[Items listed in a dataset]
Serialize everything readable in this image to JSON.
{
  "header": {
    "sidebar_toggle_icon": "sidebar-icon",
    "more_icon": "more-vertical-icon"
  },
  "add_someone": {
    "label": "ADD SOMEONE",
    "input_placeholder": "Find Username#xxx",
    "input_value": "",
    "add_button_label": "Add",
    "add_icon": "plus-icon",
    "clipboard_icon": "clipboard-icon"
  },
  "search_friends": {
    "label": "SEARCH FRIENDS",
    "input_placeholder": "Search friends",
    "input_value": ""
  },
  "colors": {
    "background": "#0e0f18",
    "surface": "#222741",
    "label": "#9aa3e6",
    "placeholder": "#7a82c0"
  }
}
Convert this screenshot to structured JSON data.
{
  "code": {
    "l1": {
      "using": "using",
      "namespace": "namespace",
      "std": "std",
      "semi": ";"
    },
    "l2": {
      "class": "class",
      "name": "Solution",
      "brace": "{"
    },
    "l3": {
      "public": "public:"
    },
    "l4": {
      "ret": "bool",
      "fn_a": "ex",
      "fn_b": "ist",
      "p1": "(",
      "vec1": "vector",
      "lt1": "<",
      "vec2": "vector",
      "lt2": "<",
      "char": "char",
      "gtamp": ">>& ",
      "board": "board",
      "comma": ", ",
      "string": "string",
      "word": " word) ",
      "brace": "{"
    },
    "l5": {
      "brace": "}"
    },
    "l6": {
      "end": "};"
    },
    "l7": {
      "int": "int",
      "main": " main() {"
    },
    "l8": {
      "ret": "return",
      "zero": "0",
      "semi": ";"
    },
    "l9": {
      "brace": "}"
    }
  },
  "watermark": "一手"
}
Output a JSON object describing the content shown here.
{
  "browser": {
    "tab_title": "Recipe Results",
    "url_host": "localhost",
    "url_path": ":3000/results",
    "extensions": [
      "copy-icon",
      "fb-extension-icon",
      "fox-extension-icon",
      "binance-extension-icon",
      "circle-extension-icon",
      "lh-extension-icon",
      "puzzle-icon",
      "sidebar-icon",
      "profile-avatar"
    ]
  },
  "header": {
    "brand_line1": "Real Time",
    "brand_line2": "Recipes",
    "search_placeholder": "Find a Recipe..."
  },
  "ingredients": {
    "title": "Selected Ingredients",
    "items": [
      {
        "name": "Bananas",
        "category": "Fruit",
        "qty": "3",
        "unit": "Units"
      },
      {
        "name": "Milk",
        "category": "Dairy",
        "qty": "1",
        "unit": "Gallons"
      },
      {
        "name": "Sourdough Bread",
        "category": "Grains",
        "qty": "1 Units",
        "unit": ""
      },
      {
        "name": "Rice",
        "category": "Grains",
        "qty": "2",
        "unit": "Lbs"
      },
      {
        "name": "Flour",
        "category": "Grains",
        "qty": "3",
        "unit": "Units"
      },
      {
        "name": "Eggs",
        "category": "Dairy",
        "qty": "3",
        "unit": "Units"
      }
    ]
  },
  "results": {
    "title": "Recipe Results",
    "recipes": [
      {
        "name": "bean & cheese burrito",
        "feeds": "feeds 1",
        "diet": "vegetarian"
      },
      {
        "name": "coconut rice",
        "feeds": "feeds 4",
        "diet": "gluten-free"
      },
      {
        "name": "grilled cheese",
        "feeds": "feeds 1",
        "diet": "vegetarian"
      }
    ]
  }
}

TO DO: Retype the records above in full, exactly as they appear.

EXERCISE SOLUTION:
Serialize everything readable in this image to JSON.
{
  "header": {
    "sidebar_toggle_icon": "sidebar-icon",
    "more_icon": "more-vertical-icon"
  },
  "add_someone": {
    "label": "ADD SOMEONE",
    "input_placeholder": "Find Username#xxx",
    "input_value": "",
    "add_button_label": "Add",
    "add_icon": "plus-icon",
    "clipboard_icon": "clipboard-icon"
  },
  "search_friends": {
    "label": "SEARCH FRIENDS",
    "input_placeholder": "Search friends",
    "input_value": ""
  },
  "colors": {
    "background": "#0e0f18",
    "surface": "#222741",
    "label": "#9aa3e6",
    "placeholder": "#7a82c0"
  }
}
Convert this screenshot to structured JSON data.
{
  "code": {
    "l1": {
      "using": "using",
      "namespace": "namespace",
      "std": "std",
      "semi": ";"
    },
    "l2": {
      "class": "class",
      "name": "Solution",
      "brace": "{"
    },
    "l3": {
      "public": "public:"
    },
    "l4": {
      "ret": "bool",
      "fn_a": "ex",
      "fn_b": "ist",
      "p1": "(",
      "vec1": "vector",
      "lt1": "<",
      "vec2": "vector",
      "lt2": "<",
      "char": "char",
      "gtamp": ">>& ",
      "board": "board",
      "comma": ", ",
      "string": "string",
      "word": " word) ",
      "brace": "{"
    },
    "l5": {
      "brace": "}"
    },
    "l6": {
      "end": "};"
    },
    "l7": {
      "int": "int",
      "main": " main() {"
    },
    "l8": {
      "ret": "return",
      "zero": "0",
      "semi": ";"
    },
    "l9": {
      "brace": "}"
    }
  },
  "watermark": "一手"
}
Output a JSON object describing the content shown here.
{
  "browser": {
    "tab_title": "Recipe Results",
    "url_host": "localhost",
    "url_path": ":3000/results",
    "extensions": [
      "copy-icon",
      "fb-extension-icon",
      "fox-extension-icon",
      "binance-extension-icon",
      "circle-extension-icon",
      "lh-extension-icon",
      "puzzle-icon",
      "sidebar-icon",
      "profile-avatar"
    ]
  },
  "header": {
    "brand_line1": "Real Time",
    "brand_line2": "Recipes",
    "search_placeholder": "Find a Recipe..."
  },
  "ingredients": {
    "title": "Selected Ingredients",
    "items": [
      {
        "name": "Bananas",
        "category": "Fruit",
        "qty": "3",
        "unit": "Units"
      },
      {
        "name": "Milk",
        "category": "Dairy",
        "qty": "1",
        "unit": "Gallons"
      },
      {
        "name": "Sourdough Bread",
        "category": "Grains",
        "qty": "1 Units",
        "unit": ""
      },
      {
        "name": "Rice",
        "category": "Grains",
        "qty": "2",
        "unit": "Lbs"
      },
      {
        "name": "Flour",
        "category": "Grains",
        "qty": "3",
        "unit": "Units"
      },
      {
        "name": "Eggs",
        "category": "Dairy",
        "qty": "3",
        "unit": "Units"
      }
    ]
  },
  "results": {
    "title": "Recipe Results",
    "recipes": [
      {
        "name": "bean & cheese burrito",
        "feeds": "feeds 1",
        "diet": "vegetarian"
      },
      {
        "name": "coconut rice",
        "feeds": "feeds 4",
        "diet": "gluten-free"
      },
      {
        "name": "grilled cheese",
        "feeds": "feeds 1",
        "diet": "vegetarian"
      }
    ]
  }
}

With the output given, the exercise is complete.